A final database was prepared on the basis of a biological and a hydromorphological databases (deliverables I1d2 and I1d3 ) to store together all the data relating to the description of the lacustrine habitat collected according to the Lake Habitat Survey, and the high-resolution data collected in the field. At the end of the project , the database has hydromorphological data for 13 lakes or reservoirs, for a total of 170 observations and 170 specific habitat descriptions of the shore between a detection point and the following. The database also contains the results of the chemical analyzes of 258 water samples from 13 lakes of the project.
For the biological quality elements , data were stored at the species level for phytoplankton (58 samples and 281 taxa), macrophytes (94 samples and 20 taxa) and benthos (28 samples and 177 taxa). In the case of fish fauna, stored data contain information about each specimen (607 fish of 29 species in 16 samples).
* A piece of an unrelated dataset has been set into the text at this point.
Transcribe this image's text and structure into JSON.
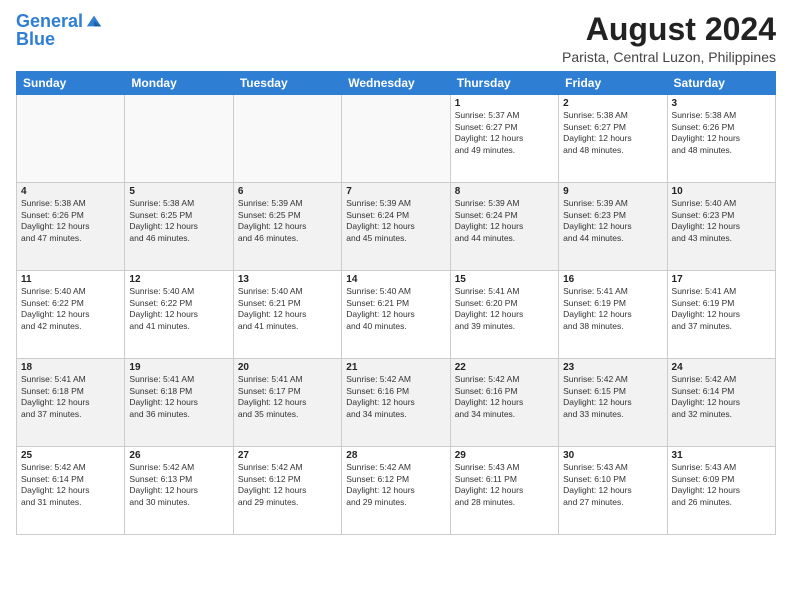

The database is described in deliverable D1d2.

Lakes - Validation of sampling methods for lakes and reservoirs

Natural variability of the biota, particularly for elements showing seasonal cycles, may lead to significant changes in the species composition and biomass . This means that the choice of the sampling frequency and distribution of samples during the year may represent a critical factor for assessing the ecological quality from the biological communities.
Of the four biological elements used to classify the lakes, three (phytoplankton, macrophytes and macroinvertebrates) show a marked seasonality and some spatial variability.
For phytoplankton, we analyzed three metrics defined by national law (composition indices, chlorophyll concentration and total bio-volume), comparing the anthropogenic (expressed by the gradient of total phosphorus ) and natural  variability (seasonality) and estimating the uncertainty in the classification with different sampling frequencies.
In the case of macrophytes, methods of monitoring and classification were analyzed considering the accuracy of the assessment and the sampling effort provided by the monitoring protocols, to verify if it is adequate to the needs of the classification.
Our analysis showed that the variability of phytoplankton metric reflects the trophic gradient and is significantly larger than that accounted for by seasonal variations, indicating the robustness of the indicators used and the stability of phytoplankton assemblages.
Conversely, the general formulation of the index based on macrophytes may need to be refined in order to better understand the differences in ecological quality between lakes. Furthermore, in the case of the macrophytes, a significant reduction of the effort of sampling does not seem possible without compromising the quality of the classification, while, for phytoplankton, it would be acceptable to reduce the number of annual samples from 6 to 4 without compromising the result of the classification.
The details of this activity are reported in deliverable I1d5.